[Data — start]
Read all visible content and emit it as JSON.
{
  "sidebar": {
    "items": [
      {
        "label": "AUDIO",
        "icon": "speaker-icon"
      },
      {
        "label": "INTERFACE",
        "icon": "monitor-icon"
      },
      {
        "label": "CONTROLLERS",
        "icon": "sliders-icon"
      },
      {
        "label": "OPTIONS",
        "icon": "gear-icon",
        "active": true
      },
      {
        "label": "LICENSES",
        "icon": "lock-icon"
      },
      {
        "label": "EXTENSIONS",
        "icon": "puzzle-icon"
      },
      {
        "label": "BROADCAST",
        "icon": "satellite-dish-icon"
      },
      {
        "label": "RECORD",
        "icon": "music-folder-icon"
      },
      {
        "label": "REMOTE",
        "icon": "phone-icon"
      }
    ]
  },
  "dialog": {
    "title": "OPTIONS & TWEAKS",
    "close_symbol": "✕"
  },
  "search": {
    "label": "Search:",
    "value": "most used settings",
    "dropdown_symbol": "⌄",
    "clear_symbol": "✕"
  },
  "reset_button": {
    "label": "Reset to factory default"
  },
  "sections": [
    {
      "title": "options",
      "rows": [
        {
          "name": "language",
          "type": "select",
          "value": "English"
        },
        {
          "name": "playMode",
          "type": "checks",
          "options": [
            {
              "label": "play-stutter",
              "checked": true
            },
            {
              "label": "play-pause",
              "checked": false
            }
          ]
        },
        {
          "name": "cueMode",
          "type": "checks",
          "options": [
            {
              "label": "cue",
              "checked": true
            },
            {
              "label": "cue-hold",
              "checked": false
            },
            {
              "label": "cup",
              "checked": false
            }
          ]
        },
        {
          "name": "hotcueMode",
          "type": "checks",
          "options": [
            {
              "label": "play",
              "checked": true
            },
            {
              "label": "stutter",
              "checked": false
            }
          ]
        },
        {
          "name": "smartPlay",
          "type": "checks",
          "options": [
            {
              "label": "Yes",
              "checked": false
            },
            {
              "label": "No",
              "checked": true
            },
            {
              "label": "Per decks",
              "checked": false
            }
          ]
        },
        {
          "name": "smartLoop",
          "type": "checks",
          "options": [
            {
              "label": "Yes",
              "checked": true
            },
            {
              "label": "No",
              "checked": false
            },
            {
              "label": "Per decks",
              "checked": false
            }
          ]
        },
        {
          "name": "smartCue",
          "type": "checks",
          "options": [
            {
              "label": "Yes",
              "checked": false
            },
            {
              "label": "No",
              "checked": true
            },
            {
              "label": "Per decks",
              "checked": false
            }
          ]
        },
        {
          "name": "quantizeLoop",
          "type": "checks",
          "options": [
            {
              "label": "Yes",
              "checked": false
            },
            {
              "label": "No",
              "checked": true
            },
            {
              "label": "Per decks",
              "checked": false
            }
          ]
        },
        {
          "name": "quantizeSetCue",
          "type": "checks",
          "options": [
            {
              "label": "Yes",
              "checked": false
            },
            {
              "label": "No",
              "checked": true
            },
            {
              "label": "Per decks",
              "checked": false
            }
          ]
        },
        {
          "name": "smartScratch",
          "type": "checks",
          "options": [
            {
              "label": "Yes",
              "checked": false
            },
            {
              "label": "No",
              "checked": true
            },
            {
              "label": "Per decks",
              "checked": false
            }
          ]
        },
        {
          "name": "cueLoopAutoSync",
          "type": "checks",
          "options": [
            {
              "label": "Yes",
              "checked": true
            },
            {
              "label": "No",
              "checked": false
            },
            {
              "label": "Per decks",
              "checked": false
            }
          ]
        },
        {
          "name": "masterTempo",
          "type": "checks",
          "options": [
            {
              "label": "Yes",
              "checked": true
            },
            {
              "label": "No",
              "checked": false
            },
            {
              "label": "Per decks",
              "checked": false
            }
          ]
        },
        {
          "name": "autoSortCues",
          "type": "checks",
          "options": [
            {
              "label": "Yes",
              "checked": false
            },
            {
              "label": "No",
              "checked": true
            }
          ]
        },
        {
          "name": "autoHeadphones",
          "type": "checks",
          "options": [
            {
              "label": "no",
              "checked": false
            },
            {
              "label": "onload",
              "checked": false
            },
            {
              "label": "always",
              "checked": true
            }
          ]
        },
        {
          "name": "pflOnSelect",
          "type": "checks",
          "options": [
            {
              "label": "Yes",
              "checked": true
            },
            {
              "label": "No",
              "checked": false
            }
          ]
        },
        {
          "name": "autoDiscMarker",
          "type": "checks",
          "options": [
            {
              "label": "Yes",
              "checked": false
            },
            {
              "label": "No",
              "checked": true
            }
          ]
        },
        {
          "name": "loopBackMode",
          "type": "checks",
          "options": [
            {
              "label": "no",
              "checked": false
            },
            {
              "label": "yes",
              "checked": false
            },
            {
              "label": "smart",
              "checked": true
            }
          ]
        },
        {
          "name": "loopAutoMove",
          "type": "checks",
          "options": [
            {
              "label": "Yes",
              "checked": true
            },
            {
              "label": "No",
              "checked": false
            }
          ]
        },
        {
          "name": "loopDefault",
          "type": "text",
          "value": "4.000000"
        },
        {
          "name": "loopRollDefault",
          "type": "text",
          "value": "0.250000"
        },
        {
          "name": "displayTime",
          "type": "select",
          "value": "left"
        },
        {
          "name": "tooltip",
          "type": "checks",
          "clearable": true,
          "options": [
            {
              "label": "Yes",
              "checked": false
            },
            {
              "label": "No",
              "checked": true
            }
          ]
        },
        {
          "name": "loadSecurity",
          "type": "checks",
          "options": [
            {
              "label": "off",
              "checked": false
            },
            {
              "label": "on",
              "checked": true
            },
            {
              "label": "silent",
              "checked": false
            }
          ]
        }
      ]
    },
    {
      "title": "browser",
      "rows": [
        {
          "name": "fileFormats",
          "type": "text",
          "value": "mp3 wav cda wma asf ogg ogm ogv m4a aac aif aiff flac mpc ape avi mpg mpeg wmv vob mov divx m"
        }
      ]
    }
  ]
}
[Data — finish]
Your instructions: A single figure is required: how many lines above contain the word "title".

Finished exercise: 3